As my colleague Martha Buyer pointed out in her recent No Jitter post, this can be problematic, as many organizations don’t have the experience, knowledge, or guidelines to properly deploy GenAI on their own. There are legal, financial, and ethical risks that all go into AI deployments that have to be fully understood before acting. 

This is why most organizations should partner for their AI solutions. The DIY approach just carries too much risk. This focus on partnership allows organizations to focus on their business needs and let their partners figure out all of the details and potential pitfalls. I’ve sat through dozens of briefings on AI, and I’m always pleasantly surprised at the care and critical thinking that has gone into purpose-built AI solutions, where a lot of thought has gone into addressing potential areas of concern. By partnering, you can learn through others’ mistakes rather than making mistakes on your own.


A Targeted Approach

While I agree we can’t let AI loose on all self-service customer interactions, it absolutely has a place today in many areas. The first temptation is to go all-in on GenAI and fly full-speed ahead into potential disaster. The second temptation is to do nothing for fear of making mistakes.

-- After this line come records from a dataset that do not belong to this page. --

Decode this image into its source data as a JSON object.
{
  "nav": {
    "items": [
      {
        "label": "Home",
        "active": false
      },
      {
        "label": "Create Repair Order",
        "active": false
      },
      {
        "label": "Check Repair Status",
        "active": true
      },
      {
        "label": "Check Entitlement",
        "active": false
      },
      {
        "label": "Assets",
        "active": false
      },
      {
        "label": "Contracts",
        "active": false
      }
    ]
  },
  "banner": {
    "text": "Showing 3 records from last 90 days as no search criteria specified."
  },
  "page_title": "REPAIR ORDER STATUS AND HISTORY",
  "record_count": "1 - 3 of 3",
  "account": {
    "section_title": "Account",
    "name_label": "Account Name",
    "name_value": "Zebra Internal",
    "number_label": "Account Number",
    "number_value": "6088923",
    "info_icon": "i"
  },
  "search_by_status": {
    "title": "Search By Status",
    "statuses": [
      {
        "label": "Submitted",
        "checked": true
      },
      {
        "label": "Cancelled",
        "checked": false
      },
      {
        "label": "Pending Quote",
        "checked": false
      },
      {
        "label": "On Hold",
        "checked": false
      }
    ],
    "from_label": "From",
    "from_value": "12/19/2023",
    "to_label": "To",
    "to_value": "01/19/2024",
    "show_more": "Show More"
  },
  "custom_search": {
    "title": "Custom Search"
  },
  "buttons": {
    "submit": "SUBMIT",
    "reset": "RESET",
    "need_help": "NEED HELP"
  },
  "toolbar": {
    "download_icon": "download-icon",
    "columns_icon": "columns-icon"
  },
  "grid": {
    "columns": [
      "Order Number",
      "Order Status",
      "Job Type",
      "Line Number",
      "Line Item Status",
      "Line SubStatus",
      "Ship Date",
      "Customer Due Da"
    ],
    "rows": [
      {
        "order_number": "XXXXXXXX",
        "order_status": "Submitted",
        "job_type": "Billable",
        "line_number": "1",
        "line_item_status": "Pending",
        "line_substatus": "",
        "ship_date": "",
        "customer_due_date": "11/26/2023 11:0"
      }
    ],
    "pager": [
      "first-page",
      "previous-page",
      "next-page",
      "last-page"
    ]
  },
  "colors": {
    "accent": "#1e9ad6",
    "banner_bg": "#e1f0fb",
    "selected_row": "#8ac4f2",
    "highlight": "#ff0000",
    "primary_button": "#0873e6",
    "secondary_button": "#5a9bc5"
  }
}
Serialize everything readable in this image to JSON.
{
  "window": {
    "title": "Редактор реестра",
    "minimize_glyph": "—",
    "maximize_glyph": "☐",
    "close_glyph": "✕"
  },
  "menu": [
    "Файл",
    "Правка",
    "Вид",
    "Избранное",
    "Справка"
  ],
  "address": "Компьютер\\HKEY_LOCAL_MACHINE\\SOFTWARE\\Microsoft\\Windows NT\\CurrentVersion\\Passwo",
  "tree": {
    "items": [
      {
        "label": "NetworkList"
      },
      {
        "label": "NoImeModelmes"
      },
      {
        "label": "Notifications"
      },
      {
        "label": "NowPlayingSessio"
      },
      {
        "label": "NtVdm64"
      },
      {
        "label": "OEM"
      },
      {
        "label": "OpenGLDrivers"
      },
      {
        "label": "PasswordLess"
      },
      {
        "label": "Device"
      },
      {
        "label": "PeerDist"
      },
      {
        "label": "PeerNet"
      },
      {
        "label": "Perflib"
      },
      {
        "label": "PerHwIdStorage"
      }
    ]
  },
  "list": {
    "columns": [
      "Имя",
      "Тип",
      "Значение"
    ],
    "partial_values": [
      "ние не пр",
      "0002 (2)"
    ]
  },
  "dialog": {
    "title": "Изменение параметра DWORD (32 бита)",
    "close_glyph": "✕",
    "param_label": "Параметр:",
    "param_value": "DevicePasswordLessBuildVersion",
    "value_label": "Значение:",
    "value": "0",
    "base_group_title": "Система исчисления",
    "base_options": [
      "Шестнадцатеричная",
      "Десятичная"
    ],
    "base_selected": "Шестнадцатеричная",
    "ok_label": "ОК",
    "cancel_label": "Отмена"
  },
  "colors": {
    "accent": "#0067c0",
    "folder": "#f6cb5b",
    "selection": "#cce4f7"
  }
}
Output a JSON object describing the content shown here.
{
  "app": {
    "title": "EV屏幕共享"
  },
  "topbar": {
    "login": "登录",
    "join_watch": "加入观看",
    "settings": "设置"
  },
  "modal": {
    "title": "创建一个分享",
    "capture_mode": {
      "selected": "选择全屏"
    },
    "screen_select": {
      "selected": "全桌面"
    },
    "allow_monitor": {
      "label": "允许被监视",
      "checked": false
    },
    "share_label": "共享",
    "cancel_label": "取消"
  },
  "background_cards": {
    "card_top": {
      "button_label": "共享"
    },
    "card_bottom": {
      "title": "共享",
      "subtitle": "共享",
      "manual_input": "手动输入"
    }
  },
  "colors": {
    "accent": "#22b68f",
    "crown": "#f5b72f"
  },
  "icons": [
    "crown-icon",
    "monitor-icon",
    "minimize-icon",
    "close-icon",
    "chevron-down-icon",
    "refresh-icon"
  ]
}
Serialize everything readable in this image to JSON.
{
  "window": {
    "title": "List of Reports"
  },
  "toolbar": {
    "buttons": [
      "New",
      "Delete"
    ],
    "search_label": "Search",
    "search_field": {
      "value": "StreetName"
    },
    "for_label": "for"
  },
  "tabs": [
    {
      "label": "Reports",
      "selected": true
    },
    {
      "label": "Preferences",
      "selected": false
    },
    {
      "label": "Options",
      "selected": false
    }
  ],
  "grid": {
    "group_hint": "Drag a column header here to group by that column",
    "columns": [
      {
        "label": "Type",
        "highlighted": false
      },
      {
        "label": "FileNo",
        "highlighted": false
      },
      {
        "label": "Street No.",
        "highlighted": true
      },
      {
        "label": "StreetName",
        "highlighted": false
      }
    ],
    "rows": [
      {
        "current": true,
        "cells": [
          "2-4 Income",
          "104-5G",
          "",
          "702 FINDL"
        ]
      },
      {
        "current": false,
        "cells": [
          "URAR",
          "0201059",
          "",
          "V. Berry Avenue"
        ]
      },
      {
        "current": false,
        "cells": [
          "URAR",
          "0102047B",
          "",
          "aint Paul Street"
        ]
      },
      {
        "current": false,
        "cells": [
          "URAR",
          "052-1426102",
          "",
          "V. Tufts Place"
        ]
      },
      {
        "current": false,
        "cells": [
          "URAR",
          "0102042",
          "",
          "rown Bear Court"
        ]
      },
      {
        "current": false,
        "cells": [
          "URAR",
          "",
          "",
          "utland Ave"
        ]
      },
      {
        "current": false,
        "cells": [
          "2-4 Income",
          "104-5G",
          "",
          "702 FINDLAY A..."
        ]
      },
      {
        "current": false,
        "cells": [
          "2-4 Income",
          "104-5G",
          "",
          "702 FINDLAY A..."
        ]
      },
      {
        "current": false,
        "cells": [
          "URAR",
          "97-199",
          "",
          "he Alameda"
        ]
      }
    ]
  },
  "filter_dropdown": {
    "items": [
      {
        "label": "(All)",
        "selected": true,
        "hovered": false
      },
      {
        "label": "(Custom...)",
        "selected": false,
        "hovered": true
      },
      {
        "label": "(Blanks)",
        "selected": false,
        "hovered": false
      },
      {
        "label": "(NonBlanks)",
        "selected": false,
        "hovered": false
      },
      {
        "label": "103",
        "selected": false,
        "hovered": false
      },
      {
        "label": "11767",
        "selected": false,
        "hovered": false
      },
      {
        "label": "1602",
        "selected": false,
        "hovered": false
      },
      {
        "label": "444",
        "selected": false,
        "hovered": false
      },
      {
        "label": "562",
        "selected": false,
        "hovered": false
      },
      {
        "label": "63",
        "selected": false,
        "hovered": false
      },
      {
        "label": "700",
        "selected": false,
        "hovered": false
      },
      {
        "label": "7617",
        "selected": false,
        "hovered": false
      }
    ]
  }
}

Both approaches carry risk: the risk of making critical mistakes vs. the risk of falling behind competitors. 

The key is to target the use of AI, starting with use cases with the lowest risk and highest gain. Many of these will initially be something other than customer-facing interactions. However, as adoption accelerates, some AI solutions can recommend and even help build AI-driven interactions while mitigating risk factors.

One of the reasons I believe AI will live up to the hype and may very well avoid the bottom of the “Trough of Disillusionment” is its ability to improve itself. AI can make itself better over time. For example, if an AI chatbot failed at an interaction and an agent had to take over the chat, with the right solution, the software could learn what the chatbot did wrong and what the agent did right to properly handle the next similar interaction.

In summary, successful AI depends on a clean and well-stocked fridge, choosing the right partner, and a measured approach to dialing the right amount in the right areas.

The next eclipse in the US isn’t until 2033; for the lower 48, it will be in 2044.

When will the next great technology eclipse be, and when will it happen?

This post is written on behalf of BCStrategies, an industry resource for enterprises, vendors, system integrators, and anyone interested in the growing business communications arena. A supplier of objective information on business communications, BCStrategies is supported by an alliance of leading communication industry advisors, analysts, and consultants who have worked in the various segments of the dynamic business communications market.